Exercise:
The data beneath this task is to be duplicated exactly, in its entirety.

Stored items
* * * * * * * * *
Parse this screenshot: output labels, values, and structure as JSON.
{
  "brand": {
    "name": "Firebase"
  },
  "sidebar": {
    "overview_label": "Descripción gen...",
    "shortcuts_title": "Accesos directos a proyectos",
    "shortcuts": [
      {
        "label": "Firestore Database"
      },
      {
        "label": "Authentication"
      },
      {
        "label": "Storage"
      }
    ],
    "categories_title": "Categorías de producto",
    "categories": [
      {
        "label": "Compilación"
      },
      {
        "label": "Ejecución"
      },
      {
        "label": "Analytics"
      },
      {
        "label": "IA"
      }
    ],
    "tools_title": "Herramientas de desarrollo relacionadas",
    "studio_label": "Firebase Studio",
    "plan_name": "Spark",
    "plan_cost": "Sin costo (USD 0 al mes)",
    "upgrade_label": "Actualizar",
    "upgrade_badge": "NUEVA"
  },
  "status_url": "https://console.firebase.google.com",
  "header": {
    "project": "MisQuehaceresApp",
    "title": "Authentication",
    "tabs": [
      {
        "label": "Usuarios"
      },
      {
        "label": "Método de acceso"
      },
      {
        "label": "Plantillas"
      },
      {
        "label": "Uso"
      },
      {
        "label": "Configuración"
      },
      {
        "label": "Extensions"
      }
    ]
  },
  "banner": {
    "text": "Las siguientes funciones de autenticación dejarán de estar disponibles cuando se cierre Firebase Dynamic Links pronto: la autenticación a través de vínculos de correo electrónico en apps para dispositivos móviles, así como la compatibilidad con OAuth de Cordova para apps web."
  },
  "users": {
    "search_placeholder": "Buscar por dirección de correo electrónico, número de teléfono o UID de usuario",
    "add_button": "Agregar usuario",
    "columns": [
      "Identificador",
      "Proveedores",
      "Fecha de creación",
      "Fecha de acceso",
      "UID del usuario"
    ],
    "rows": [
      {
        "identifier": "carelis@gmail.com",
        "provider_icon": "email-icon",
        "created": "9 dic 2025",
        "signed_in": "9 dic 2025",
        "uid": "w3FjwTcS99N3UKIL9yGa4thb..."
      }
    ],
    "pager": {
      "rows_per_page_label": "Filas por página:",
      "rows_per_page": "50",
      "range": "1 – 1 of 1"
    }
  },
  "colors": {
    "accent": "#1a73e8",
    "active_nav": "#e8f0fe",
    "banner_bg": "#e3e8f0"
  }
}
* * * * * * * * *
Output:
Parse this screenshot: output labels, values, and structure as JSON.
{
  "brand": {
    "name": "Firebase"
  },
  "sidebar": {
    "overview_label": "Descripción gen...",
    "shortcuts_title": "Accesos directos a proyectos",
    "shortcuts": [
      {
        "label": "Firestore Database"
      },
      {
        "label": "Authentication"
      },
      {
        "label": "Storage"
      }
    ],
    "categories_title": "Categorías de producto",
    "categories": [
      {
        "label": "Compilación"
      },
      {
        "label": "Ejecución"
      },
      {
        "label": "Analytics"
      },
      {
        "label": "IA"
      }
    ],
    "tools_title": "Herramientas de desarrollo relacionadas",
    "studio_label": "Firebase Studio",
    "plan_name": "Spark",
    "plan_cost": "Sin costo (USD 0 al mes)",
    "upgrade_label": "Actualizar",
    "upgrade_badge": "NUEVA"
  },
  "status_url": "https://console.firebase.google.com",
  "header": {
    "project": "MisQuehaceresApp",
    "title": "Authentication",
    "tabs": [
      {
        "label": "Usuarios"
      },
      {
        "label": "Método de acceso"
      },
      {
        "label": "Plantillas"
      },
      {
        "label": "Uso"
      },
      {
        "label": "Configuración"
      },
      {
        "label": "Extensions"
      }
    ]
  },
  "banner": {
    "text": "Las siguientes funciones de autenticación dejarán de estar disponibles cuando se cierre Firebase Dynamic Links pronto: la autenticación a través de vínculos de correo electrónico en apps para dispositivos móviles, así como la compatibilidad con OAuth de Cordova para apps web."
  },
  "users": {
    "search_placeholder": "Buscar por dirección de correo electrónico, número de teléfono o UID de usuario",
    "add_button": "Agregar usuario",
    "columns": [
      "Identificador",
      "Proveedores",
      "Fecha de creación",
      "Fecha de acceso",
      "UID del usuario"
    ],
    "rows": [
      {
        "identifier": "carelis@gmail.com",
        "provider_icon": "email-icon",
        "created": "9 dic 2025",
        "signed_in": "9 dic 2025",
        "uid": "w3FjwTcS99N3UKIL9yGa4thb..."
      }
    ],
    "pager": {
      "rows_per_page_label": "Filas por página:",
      "rows_per_page": "50",
      "range": "1 – 1 of 1"
    }
  },
  "colors": {
    "accent": "#1a73e8",
    "active_nav": "#e8f0fe",
    "banner_bg": "#e3e8f0"
  }
}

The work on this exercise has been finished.